Burnham clearly got a buzz out of designing the futuristic look. "I love anything that uses your imagination. The initial designs were just a starting point, you don't find out until you're doing certain things just how it is going to work."

"Unfortunately," Burnham joked, "actors don't like wearing my designs. They are usually hot or heavy and take ages to get in or out of!"

"Danger, Will Robinson!" are the immortal words of warning from one of the most beloved characters in Lost In Space -- the robot. This leading cast member was one of two robots and several galactic creatures to be designed for Lost In Space by Jim Henson's Creature Shop.

Following guidelines from director Stephen Hopkins and production designer Norman Garwood, the Creature Shop, headed by project supervisor Verner Gresty, began the design and concept phase to create Robot I and Robot II, as well as alien characters and space spiders.

"Robot 1 is really a stunt robot," Gresty explained. "It performed in many of the action sequences, and it had to be capable of total subtlety with precise movements when working with the actors."

The challenge for the Creature Shop was designing and building a large industrial robot that could be transformed into Robot II, a smaller more friendly robot. Robot I had to be big, powerful and intimidating. Robot II had to be born out of Robot I but with some re-engineering. It also had to be able to move backwards and forwards on alamac tracks and travel under its own propulsion. The main upper body had to rotate at 360, and its legs, arms and face had to be fully animatronic.

"The main challenges were coordinating and fitting in all of the different elements involved in the final design and structure, without interfering with any of the moving elements," said Gresty. "Over 3,000 components were used. Constant modifications and additions to the external body panels were necessary to accommodate new parts, while great care was taken to maintain the smooth curves and aesthetic lines of the original sketch design."

As the robot was nearing completion, the weight implications became apparent. Two over-head chain hoists and a hydraulic crane were required to manipulate and assemble the robot parts. At the same time, the electronics team installed motor drives, gearboxes and power supplies. The final weight of the robot was 500 pounds, and up to four Henson puppeteers were needed to manipulate the robot at any one time.

The Creature Shop's next challenge was to design and build Blawp, a friendly chameleon-like space monkey, described as a baby of alien species.' This character would need to interact with the human cast, and a model was needed for CG scanning for running and jumping shots. The first of a series of maquettes was produced for Stephen Hopkins, who made the character less monkey-like and more alien-looking.

The Creature Shop then concentrated on producing different skins' for the chameleon-like character. After lighting tests, the skins were made from a combination of foam and silicon. Many different skin types were necessary as they were frequently changed and fitted throughout the filming and needed to withstand the vigorous movement required of the character.
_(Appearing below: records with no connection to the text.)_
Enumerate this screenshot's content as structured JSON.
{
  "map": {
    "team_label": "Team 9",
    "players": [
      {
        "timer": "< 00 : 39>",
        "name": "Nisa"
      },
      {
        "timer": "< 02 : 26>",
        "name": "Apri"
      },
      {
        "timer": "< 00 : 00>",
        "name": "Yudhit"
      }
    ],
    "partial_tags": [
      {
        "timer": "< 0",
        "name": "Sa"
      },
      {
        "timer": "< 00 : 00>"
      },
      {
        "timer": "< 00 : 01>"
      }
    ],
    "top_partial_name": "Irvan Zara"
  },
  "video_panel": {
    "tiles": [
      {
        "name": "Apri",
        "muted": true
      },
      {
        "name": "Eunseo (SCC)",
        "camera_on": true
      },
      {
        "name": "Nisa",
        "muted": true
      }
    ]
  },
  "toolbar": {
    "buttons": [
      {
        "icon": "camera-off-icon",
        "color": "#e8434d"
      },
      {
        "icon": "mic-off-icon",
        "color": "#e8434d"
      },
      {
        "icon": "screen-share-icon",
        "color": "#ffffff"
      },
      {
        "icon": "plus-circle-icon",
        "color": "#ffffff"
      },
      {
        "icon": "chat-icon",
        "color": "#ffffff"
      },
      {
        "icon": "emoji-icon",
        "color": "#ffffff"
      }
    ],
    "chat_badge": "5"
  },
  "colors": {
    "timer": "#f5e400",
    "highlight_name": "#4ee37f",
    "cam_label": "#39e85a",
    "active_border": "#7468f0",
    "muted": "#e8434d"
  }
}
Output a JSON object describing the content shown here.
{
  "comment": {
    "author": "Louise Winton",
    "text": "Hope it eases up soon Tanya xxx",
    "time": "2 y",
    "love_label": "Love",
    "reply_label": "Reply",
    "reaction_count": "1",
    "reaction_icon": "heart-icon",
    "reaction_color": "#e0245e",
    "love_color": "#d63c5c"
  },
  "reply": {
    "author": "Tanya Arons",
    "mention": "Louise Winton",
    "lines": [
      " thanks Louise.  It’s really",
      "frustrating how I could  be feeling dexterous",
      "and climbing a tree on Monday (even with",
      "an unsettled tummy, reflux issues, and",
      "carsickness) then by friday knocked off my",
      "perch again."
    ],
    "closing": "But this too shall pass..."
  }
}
Members of the Creature Shop were on set to dress, paint and maintain the character throughout the shoot, while a team of up to seven puppeteers was used to manipulate the small animatronic Blawp.

The final Creature Shop design was the alien spiders. "In terms of scope and scale, the range of things we had to do on Lost In Space was incredible. From the smallest mechanisms of Blawp, to the killer robot and the spiders, it used the widest range of technology we have ever employed, and it was exciting seeing it all come together," said Gresty.

Back to "Lost in Space"

Look for Search Tips

Copyright 1994-2008 Film Scouts LLC
Created, produced, and published by Film Scouts LLC
Film Scouts® is a registered trademark of Film Scouts LLC
All rights reserved.

Suggestions? Comments? Fill out our Feedback Form.